Daniel J. Lew
The Morphogenesis Checkpoint in Saccharomyces cerevisiae
In the budding yeast S. cerevisiae, cell cycle progression is controlled by the Cdc28 protein kinase and cyclins. In particular, mitosis is triggered by activation of Cdc28 by Clb cyclins. In cells that cannot polarize the actin cytoskeleton or form a bud, mitosis is delayed due to a checkpoint control pathway that inhibits Cdc28. This checkpoint requires the SWE1 gene, encoding a kinase capable of phosphorylating Cdc28 on tyrosine 19, thus inhibiting its kinase activity. During the checkpoint-induced G2 delay, CLB transcription is repressed, while SWE1 transcription is induced: both of these contribute to lowering Cdc28 activity. However, we have found that both of these transcriptional responses are due to feedback loops rather than direct responses to the budding defect. Furthermore, cells that express moderate levels of CLBs or SWE1 from constitutive promoters retain the capacity to mount a checkpoint response, demonstrating that these transcriptional feedback loops are not essential for checkpoint function.

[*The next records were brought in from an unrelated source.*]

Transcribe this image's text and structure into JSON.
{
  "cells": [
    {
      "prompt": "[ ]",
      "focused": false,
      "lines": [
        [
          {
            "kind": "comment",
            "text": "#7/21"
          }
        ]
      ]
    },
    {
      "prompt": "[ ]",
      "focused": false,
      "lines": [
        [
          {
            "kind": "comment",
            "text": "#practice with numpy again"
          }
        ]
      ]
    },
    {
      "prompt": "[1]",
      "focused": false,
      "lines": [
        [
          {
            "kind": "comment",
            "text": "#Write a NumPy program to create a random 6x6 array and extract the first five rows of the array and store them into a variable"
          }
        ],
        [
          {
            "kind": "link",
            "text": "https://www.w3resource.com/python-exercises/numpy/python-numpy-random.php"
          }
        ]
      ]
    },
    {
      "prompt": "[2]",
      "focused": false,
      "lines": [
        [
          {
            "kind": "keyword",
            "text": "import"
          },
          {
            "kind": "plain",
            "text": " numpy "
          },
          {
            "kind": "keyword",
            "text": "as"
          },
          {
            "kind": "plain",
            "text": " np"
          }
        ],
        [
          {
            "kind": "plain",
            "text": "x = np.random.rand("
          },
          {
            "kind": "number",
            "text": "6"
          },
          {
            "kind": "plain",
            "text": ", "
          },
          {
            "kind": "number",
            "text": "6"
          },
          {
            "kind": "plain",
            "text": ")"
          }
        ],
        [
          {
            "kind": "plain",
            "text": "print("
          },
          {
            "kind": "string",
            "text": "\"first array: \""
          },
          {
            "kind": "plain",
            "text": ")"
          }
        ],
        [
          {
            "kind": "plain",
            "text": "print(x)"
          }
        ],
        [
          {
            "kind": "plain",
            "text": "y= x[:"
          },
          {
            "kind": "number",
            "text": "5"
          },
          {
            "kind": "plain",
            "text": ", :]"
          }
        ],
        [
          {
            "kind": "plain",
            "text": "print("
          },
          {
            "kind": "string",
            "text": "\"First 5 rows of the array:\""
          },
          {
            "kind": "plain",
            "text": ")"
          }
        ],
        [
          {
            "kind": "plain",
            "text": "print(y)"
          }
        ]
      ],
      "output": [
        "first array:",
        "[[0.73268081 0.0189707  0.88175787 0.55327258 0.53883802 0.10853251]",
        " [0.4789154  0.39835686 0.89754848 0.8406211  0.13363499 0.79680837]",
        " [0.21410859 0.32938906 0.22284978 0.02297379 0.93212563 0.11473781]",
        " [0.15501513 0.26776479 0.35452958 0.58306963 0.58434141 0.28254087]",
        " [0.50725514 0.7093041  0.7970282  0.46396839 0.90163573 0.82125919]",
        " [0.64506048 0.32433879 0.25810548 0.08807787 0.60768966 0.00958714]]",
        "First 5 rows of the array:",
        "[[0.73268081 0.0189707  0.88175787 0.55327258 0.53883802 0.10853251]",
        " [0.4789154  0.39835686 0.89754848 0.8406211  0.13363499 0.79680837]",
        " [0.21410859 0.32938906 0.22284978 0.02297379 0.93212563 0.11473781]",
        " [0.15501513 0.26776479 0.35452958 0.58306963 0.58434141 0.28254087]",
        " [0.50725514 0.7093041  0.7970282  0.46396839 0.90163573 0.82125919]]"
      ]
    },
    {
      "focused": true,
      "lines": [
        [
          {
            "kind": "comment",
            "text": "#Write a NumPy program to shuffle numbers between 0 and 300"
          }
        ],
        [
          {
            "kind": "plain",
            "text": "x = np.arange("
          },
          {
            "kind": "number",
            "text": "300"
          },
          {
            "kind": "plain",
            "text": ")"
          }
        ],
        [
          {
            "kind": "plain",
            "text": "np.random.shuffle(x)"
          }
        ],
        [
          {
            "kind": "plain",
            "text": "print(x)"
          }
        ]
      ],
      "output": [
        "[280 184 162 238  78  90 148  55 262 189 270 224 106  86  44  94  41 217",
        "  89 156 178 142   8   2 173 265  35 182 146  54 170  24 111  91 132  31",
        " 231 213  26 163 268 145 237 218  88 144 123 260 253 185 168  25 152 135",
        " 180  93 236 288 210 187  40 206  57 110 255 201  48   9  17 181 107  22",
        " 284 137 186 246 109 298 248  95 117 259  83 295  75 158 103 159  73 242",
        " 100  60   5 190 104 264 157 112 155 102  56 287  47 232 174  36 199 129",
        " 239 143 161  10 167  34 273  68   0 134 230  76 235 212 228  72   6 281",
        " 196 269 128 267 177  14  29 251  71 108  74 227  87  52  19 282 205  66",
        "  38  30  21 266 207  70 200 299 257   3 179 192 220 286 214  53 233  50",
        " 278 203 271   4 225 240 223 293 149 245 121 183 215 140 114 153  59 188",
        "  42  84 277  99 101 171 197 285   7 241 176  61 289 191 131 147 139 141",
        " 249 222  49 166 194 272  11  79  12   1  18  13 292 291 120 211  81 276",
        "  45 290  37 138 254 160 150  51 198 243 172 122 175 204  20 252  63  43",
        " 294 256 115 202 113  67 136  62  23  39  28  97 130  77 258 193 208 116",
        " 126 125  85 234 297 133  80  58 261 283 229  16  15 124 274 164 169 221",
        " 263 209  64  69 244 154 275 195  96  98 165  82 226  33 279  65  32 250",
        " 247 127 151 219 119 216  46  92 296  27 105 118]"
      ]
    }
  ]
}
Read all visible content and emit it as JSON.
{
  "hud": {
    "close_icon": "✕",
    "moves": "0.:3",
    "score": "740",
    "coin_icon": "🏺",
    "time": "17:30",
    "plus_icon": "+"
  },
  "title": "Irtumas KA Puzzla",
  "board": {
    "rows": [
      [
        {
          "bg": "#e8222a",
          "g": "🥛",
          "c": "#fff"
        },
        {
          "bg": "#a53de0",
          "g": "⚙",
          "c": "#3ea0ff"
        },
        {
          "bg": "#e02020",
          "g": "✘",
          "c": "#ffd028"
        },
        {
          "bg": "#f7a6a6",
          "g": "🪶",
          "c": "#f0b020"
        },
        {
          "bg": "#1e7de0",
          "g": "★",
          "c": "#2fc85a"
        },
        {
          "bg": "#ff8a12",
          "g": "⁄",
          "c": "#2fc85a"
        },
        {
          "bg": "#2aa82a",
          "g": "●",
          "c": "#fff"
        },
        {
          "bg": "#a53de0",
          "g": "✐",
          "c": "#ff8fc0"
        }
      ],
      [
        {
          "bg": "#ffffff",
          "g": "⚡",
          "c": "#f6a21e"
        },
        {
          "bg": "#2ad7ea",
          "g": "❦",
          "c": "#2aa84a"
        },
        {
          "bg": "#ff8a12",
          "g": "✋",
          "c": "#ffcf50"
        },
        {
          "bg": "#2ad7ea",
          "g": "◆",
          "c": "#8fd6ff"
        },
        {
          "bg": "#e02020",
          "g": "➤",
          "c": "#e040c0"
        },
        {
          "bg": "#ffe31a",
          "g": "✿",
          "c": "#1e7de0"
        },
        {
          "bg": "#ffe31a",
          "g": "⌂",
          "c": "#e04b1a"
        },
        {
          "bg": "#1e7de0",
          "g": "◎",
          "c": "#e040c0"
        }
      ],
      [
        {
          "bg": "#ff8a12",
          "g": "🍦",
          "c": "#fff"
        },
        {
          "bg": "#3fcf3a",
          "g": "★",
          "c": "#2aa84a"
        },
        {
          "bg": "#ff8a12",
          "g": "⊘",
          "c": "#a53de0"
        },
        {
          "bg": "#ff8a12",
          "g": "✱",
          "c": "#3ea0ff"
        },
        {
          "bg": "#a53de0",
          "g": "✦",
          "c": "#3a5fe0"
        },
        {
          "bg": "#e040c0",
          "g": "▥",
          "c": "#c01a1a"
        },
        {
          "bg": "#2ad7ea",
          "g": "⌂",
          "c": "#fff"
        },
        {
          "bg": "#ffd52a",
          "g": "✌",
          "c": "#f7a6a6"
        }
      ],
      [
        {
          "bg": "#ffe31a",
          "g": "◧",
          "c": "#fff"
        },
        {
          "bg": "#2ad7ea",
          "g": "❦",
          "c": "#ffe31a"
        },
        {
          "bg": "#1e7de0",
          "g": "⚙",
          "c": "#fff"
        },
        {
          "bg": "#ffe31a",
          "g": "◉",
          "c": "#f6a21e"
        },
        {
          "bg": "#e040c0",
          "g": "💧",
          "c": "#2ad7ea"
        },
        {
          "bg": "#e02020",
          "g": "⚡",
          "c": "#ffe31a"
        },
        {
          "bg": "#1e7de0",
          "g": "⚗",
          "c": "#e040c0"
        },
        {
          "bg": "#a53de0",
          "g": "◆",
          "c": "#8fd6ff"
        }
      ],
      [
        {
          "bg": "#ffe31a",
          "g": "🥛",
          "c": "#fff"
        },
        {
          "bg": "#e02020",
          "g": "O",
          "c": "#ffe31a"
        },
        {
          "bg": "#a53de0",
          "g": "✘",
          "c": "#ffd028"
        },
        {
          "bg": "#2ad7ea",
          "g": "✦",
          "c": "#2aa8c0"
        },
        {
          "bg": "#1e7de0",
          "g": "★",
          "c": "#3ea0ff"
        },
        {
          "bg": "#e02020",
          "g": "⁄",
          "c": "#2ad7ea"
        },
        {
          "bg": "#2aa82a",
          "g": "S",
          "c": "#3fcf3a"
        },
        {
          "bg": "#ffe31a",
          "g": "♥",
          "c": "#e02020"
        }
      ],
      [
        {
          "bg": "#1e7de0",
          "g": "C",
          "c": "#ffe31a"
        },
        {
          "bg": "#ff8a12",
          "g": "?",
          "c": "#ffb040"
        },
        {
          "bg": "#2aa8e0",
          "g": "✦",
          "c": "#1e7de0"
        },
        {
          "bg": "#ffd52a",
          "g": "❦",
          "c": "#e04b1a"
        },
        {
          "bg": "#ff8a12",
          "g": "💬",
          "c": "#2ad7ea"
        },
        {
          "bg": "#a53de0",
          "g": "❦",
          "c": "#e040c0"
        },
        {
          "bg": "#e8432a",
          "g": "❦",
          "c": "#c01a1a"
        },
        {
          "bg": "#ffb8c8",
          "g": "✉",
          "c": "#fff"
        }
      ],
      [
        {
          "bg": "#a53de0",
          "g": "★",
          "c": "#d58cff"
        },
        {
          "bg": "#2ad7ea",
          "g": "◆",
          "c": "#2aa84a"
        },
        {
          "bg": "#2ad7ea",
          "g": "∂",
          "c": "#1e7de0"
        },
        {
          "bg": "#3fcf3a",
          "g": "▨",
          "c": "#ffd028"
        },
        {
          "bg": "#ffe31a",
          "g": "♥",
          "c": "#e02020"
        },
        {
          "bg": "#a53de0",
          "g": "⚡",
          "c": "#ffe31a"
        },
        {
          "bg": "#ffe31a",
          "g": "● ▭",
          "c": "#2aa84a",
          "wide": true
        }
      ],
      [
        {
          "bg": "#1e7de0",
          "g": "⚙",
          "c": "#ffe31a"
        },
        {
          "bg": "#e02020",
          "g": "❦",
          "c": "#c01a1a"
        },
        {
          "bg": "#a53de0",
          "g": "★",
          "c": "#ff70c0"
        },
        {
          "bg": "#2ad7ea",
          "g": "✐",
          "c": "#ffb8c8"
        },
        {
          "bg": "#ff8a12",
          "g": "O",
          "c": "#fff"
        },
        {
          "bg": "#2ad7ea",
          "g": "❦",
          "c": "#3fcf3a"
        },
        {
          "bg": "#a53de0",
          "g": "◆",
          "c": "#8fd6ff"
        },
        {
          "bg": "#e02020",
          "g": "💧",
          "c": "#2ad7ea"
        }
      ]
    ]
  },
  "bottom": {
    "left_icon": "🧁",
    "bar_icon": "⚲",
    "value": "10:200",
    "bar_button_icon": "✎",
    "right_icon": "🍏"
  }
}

Biochemical analysis of Swe1p is underway to determine whether Swe1p activity is directly regulated by the checkpoint.